Patty Jenkins’s Wonder Woman 1984 sees Diana as Washington DC’s sveltest singleton. Although it has been decades since her great love Steve died in a plane crash at the end of Wonder Woman (2017), Diana hasn’t moved on emotionally. She works at the Smithsonian Institute and dines by herself while her Wonder Woman avatar prevents small-time crimes. Having killed the god of war and saved the world from annihilation in the previous film, she is clearly ready for something bigger. She, and us, need to be very patient.

Before Diana (Gal Gadot) meets her nemesis Maxwell Lord (Pedro Pascal), she runs into the timid gemmologist Barbara (Kristen Wiig). A mysterious boon-granting object called the Dreamstone that has landed up at the Smithsonian miraculously brings back Steve (Chris Pine) as well as transforms Barbara into a more confident (but also nastier) person. The Dreamstone reaches Maxwell, a Donald Trump-like huckster who uses it to gather all the money and power he can get.

Chris Pine and Gal Gadot in Wonder Woman 1984 (2020). Courtesy Warner Bros.

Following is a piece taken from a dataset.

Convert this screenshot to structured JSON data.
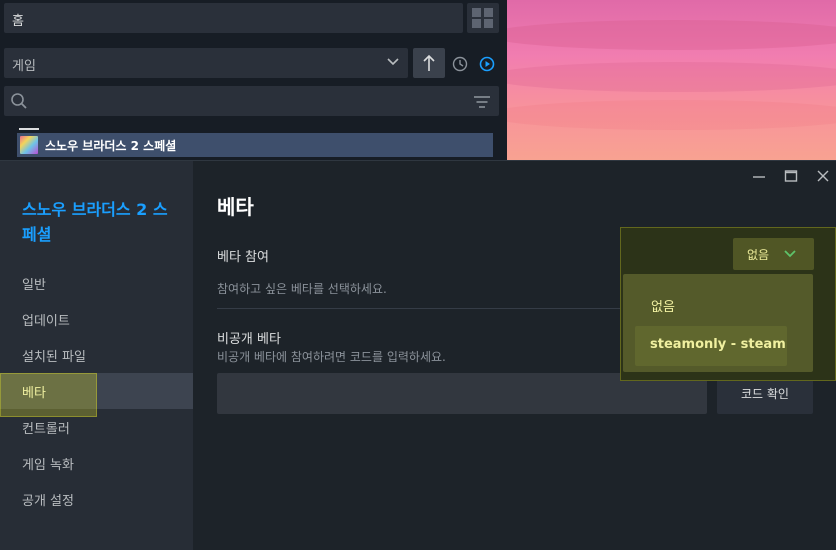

The neat balance between necessary exposition and fleet and spectacular action that made the first movie so enthralling is sorely missing in the sequel. Unevenly paced and filled with inconsequential moments that add little to the larger plot, Wonder Woman 1984 kicks into gear only in its final hour. Maxwell’s terrible powers threaten to bring the planet to the brink of destruction – always a welcome turn of events in a superhero movie.

This demagogue in a business suit isn’t quite the arch-enemy that Wonder Woman deserves. Despite a canny and entertaining performance by Pedro Pascal, Maxwell Lord is like his schemes – full of hot air and barely effective. Equally underwhelming is Barbara, who turns into Cheetah but has a roar worse than her bite.

Kristen Wiig and Pedro Pascal in Wonder Woman 1984 (2020). Courtesy Warner Bros.

The still-intact chemistry between Gal Gadot and Chris Pine rescues the portions of the 151-minute movie in which we wait for Wonder Woman and Maxwell Lord to finally confront each other. Steve is the one this time round with the sense of awe and wonder as he discovers the technological advances made since his time on Earth and rekindles his passion for Diana.

Beginning on a high note with an Olympics-like spectacle at Diana’s kingdom Themyscira, Wonder Woman 1984 slides into stasis and soars again when it remembers its purpose. Although Gal Gadot is as watchable as ever, her character barely progresses. Diana still appears to be stuck in the past, and the sequel too frequently takes us back in time to the wonders of the previous, and superior, movie.

Wonder Woman (1984).